Check each line of the entries below for the word "gender", and copy the lines that have it.

========

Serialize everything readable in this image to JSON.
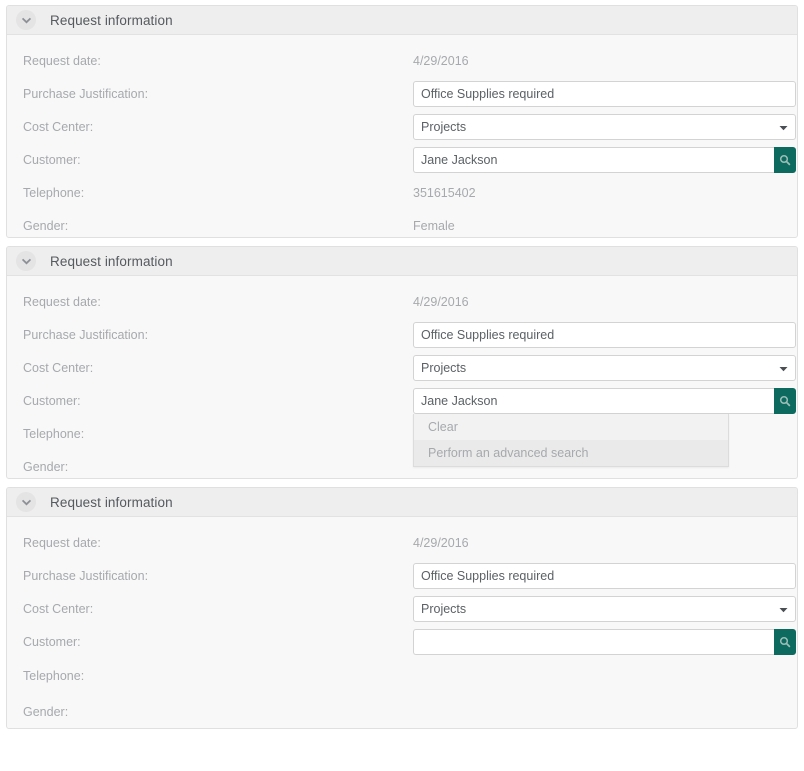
{
  "theme": {
    "accent": "#0c6b5e",
    "panel_bg": "#f8f8f8",
    "panel_header_bg": "#eeeeee",
    "label_color": "#a6a9ad",
    "value_color": "#5b6165",
    "border_color": "#e0e0e0",
    "suggest_bg": "#eaeaea"
  },
  "icons": {
    "collapse": "chevron-down-icon",
    "search": "search-icon",
    "select": "caret-down-icon"
  },
  "labels": {
    "request_date": "Request date:",
    "purchase_justification": "Purchase Justification:",
    "cost_center": "Cost Center:",
    "customer": "Customer:",
    "telephone": "Telephone:",
    "gender": "Gender:"
  },
  "panels": [
    {
      "title": "Request information",
      "request_date": "4/29/2016",
      "purchase_justification": "Office Supplies required",
      "purchase_justification_placeholder": "",
      "cost_center": "Projects",
      "customer": "Jane Jackson",
      "customer_placeholder": "",
      "telephone": "351615402",
      "gender": "Female",
      "suggest_open": false
    },
    {
      "title": "Request information",
      "request_date": "4/29/2016",
      "purchase_justification": "Office Supplies required",
      "purchase_justification_placeholder": "",
      "cost_center": "Projects",
      "customer": "Jane Jackson",
      "customer_placeholder": "",
      "telephone": "",
      "gender": "",
      "suggest_open": true,
      "suggestions": [
        {
          "label": "Clear",
          "highlight": true
        },
        {
          "label": "Perform an advanced search",
          "highlight": false
        }
      ]
    },
    {
      "title": "Request information",
      "request_date": "4/29/2016",
      "purchase_justification": "Office Supplies required",
      "purchase_justification_placeholder": "",
      "cost_center": "Projects",
      "customer": "",
      "customer_placeholder": "",
      "telephone": "",
      "gender": "",
      "suggest_open": false
    }
  ]
}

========

§ **RESULT OF THE TASK**:
    "gender": "Gender:"
      "gender": "Female",
      "gender": "",
      "gender": "",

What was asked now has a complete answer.